#### Supplied material ####

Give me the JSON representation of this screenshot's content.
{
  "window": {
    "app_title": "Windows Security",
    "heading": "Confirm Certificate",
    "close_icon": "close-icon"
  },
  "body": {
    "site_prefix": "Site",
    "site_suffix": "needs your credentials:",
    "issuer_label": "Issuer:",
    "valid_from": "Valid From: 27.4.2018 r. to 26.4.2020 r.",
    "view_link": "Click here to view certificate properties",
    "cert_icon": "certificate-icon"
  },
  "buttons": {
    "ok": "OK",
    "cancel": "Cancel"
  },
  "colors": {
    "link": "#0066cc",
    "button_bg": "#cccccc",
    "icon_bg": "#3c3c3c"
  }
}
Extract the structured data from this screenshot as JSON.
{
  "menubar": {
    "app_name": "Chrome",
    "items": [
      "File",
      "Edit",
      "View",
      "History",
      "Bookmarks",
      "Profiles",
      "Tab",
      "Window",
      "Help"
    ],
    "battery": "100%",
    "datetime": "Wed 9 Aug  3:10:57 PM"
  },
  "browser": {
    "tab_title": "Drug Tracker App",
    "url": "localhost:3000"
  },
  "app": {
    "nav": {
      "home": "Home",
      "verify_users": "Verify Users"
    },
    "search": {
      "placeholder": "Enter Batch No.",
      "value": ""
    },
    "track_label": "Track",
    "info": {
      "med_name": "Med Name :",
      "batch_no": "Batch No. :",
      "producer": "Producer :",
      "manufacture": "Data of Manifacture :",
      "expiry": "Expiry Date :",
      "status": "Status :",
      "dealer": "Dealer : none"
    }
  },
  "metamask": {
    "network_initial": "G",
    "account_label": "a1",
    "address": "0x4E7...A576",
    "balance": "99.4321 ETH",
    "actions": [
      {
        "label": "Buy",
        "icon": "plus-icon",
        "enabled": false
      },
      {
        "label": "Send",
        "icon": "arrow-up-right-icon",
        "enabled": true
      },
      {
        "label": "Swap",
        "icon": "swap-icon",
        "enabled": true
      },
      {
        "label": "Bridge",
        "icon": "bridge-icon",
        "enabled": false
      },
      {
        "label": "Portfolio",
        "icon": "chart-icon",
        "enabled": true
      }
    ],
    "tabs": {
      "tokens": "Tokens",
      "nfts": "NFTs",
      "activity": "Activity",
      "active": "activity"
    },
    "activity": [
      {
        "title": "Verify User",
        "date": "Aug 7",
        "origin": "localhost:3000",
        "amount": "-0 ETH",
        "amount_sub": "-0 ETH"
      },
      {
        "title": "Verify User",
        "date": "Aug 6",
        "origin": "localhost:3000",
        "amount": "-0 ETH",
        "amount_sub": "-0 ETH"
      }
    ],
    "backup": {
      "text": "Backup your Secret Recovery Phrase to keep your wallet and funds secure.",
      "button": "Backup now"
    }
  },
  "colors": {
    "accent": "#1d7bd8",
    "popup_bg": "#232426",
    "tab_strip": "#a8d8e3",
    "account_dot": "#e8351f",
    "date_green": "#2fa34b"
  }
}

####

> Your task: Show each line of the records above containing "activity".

> Task response:
      "activity": "Activity",
      "active": "activity"
    "activity": [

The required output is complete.